From these vantage points, Invisible Children’s vision looks anything but universal. When seen through the influence of the War on Terror, in Jacob Acaye’s transformation, and in the omission of Museveni’s role, Invisible Children’s universal ideals of equality and justice are confronted with questions that take us underneath the surface of the organization’s claims: Whose equality? Whose justice? Arriving at these questions marks a turn away from false universal claims, and opens up new space to imagine future possibilities.
A serious engagement with the theological work of Dietrich Bonhoeffer could make visible new directions. While Jason Russell encourages his audience to read the Eric Metaxas biography of Bonhoeffer alongside Ayn Rand’s Atlas Shrugged, Western millennials will better learn to reject false universal claims and Manichean dualisms by putting down Rand and Metaxas to pick up Bonhoeffer’s Life Together. Indeed, Bonhoeffer’s important text could foster a more richly textured and faithful conversation among this new generation of global humanitarians, rejecting the notion that human existence can escape moral ambiguity by realizing its universal identity in the present. Bonhoeffer’s reflections on community do not turn Christians toward fictional universals; they turn us toward particular human beings, and toward a God who became flesh and dwelt among us. Bonhoeffer writes, “The Christian community is not an ideal, but a divine reality;” which is to say, precisely at the moment we love the dream of community more than the community itself, our attention has been distracted from God’s life, the only life that righteously judges good and evil.
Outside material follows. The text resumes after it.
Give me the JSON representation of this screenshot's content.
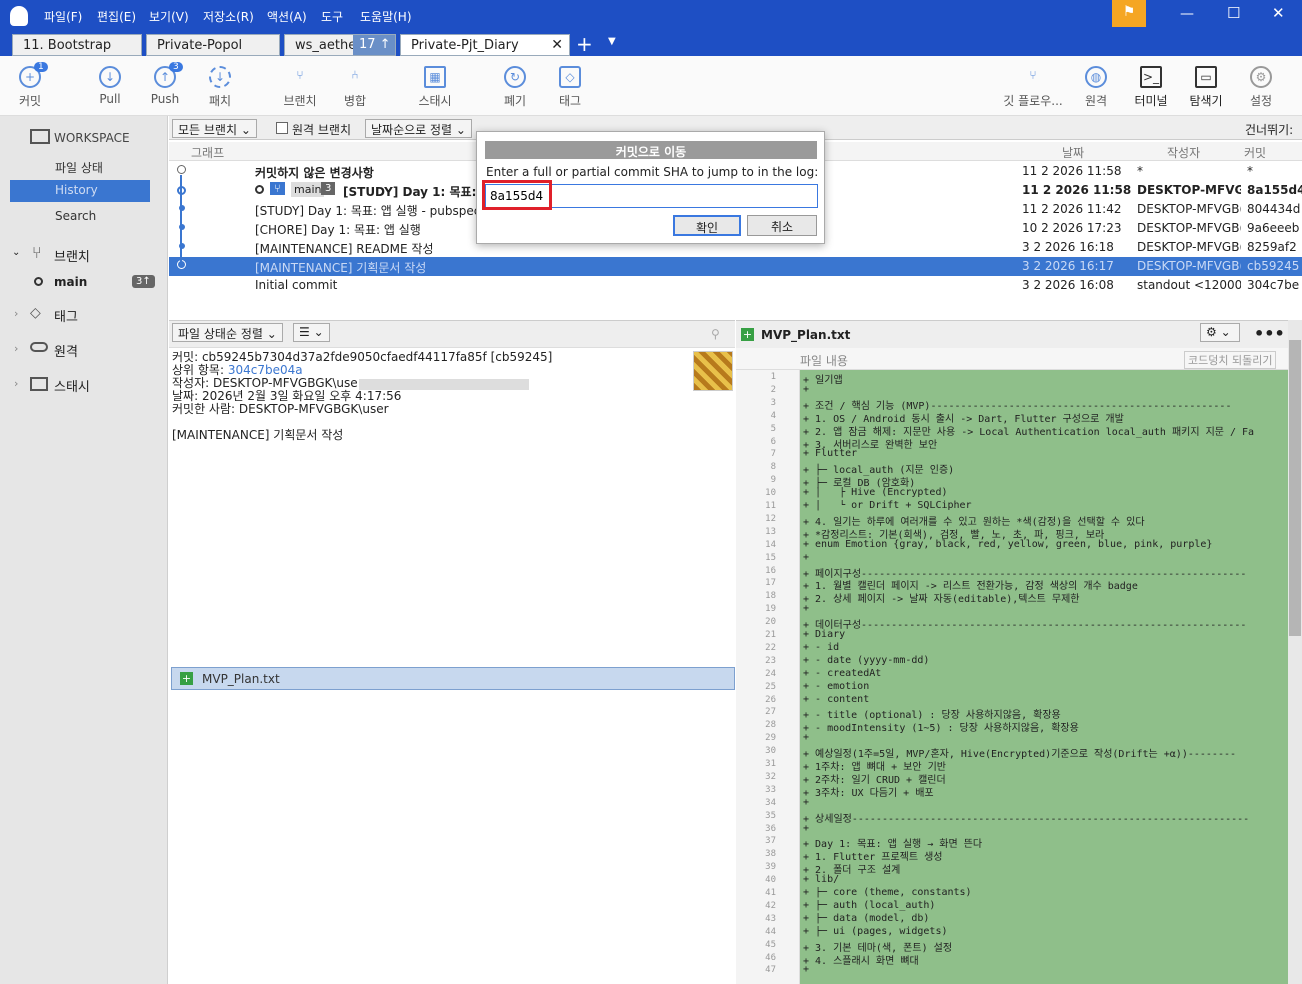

Western millennials, therefore, must learn to see and act through a lens more rigorously imaginative than Invisible Children’s revolution, or universal claims will keep betraying us. Humanity’s identity must remain an open question; we must remain in a posture that takes the courage of a community to keep telling us the truth about our lives. ‘We are God’s creatures, summoned not to give witness to humanity’s ability to break out of our particularity, but to open our lives in praise of a God who breaks in.’
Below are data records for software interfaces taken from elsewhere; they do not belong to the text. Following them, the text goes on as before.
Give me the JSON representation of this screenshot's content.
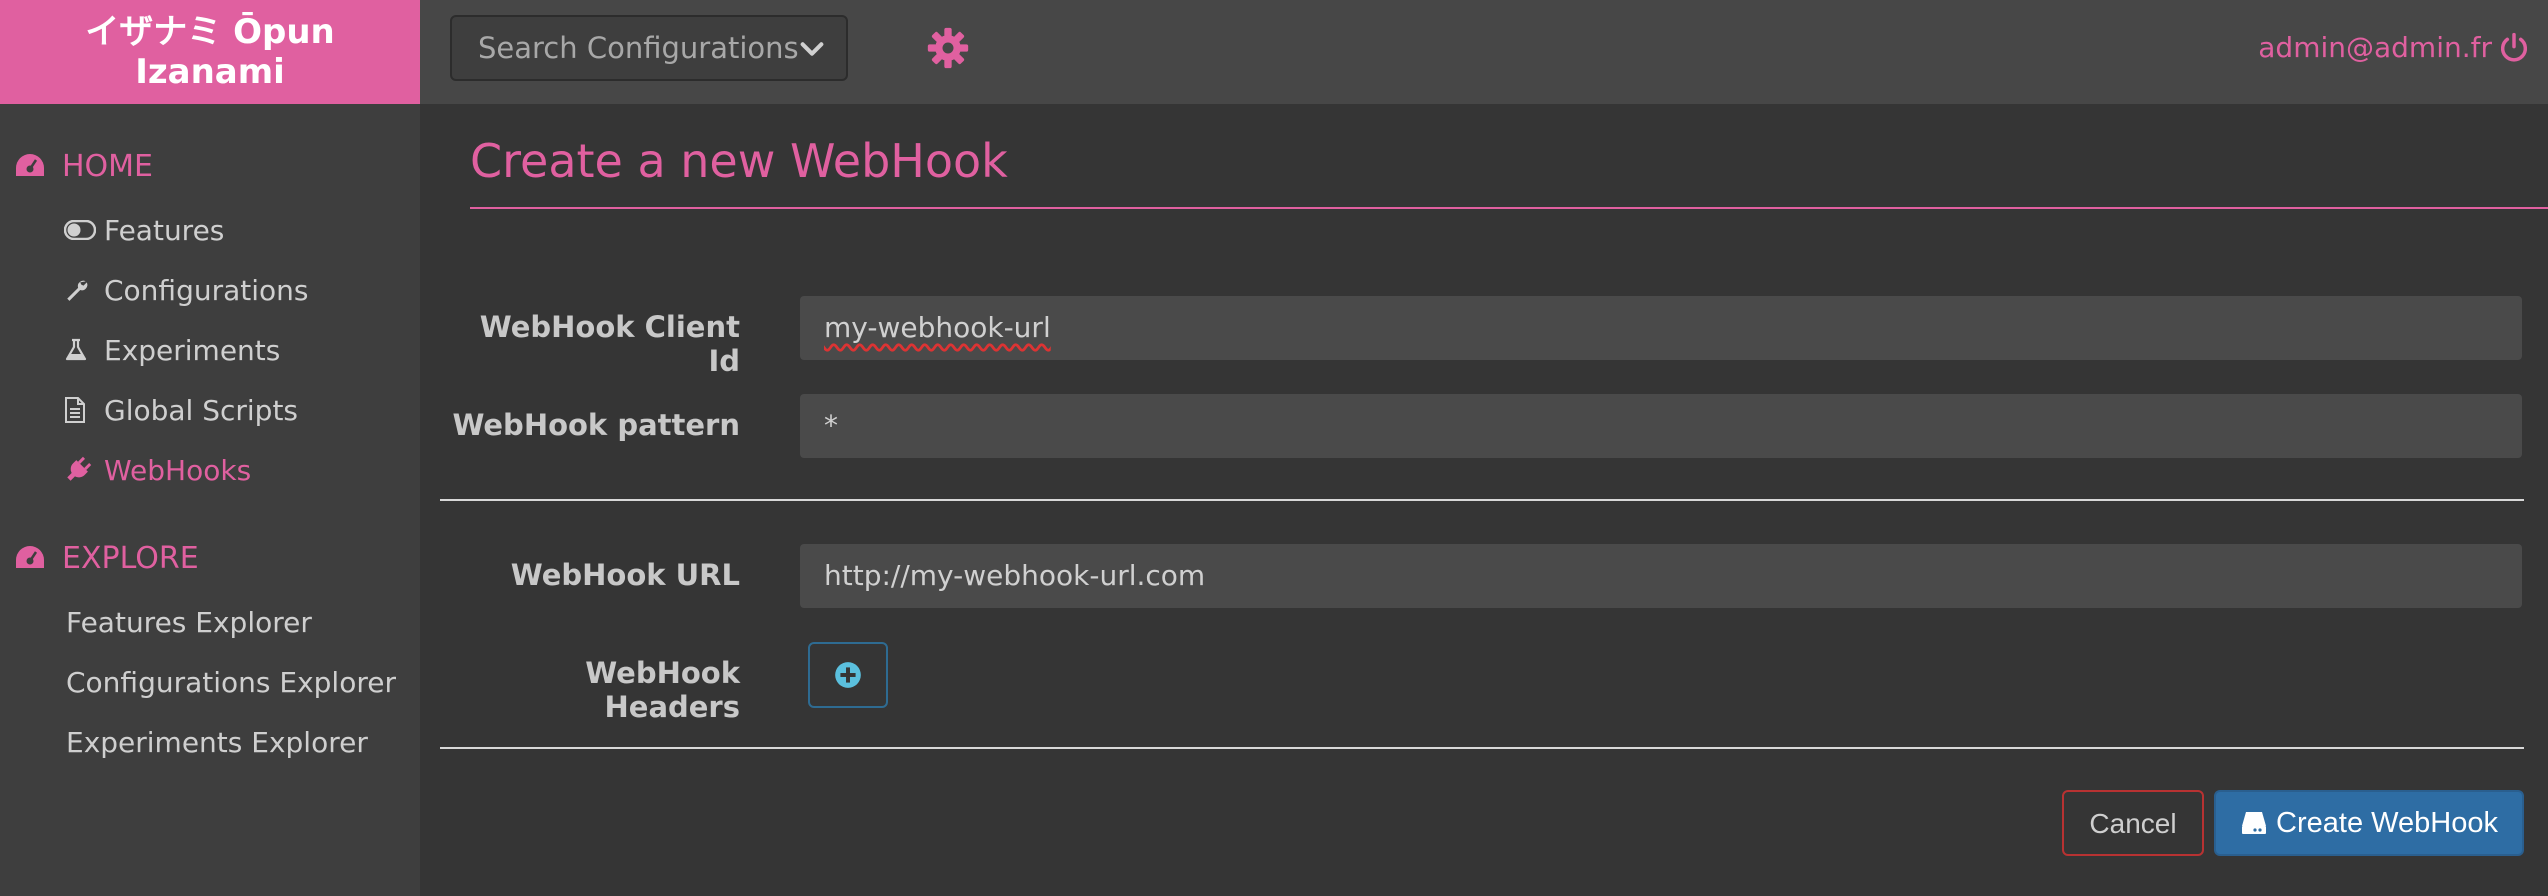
{
  "brand": {
    "line1": "イザナミ Ōpun",
    "line2": "Izanami"
  },
  "header": {
    "search_placeholder": "Search Configurations",
    "user": "admin@admin.fr"
  },
  "sidebar": {
    "home": "HOME",
    "items": [
      {
        "label": "Features",
        "icon": "toggle-icon"
      },
      {
        "label": "Configurations",
        "icon": "wrench-icon"
      },
      {
        "label": "Experiments",
        "icon": "flask-icon"
      },
      {
        "label": "Global Scripts",
        "icon": "file-icon"
      },
      {
        "label": "WebHooks",
        "icon": "plug-icon",
        "active": true
      }
    ],
    "explore": "EXPLORE",
    "explore_items": [
      {
        "label": "Features Explorer"
      },
      {
        "label": "Configurations Explorer"
      },
      {
        "label": "Experiments Explorer"
      }
    ]
  },
  "form": {
    "title": "Create a new WebHook",
    "client_id_label": "WebHook Client Id",
    "client_id_value": "my-webhook-url",
    "pattern_label": "WebHook pattern",
    "pattern_value": "*",
    "url_label": "WebHook URL",
    "url_value": "http://my-webhook-url.com",
    "headers_label": "WebHook Headers"
  },
  "actions": {
    "cancel": "Cancel",
    "create": "Create WebHook"
  },
  "colors": {
    "accent": "#e060a0",
    "primary": "#2e6da4",
    "danger": "#b83232"
  }
}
 Mahmood Mamdani, Saviors and Survivors: Darfur, Politics, and the War on Terror (New York, NY: Three Rivers Press, 2010), 5.
 Dietrich Bonhoeffer, Life Together and Prayer Book of the Bible, “Dietrich Bonhoeffer Works,” v.5(Minneapolis, MN, Augsburg Fortress Publishing, 1995), 35.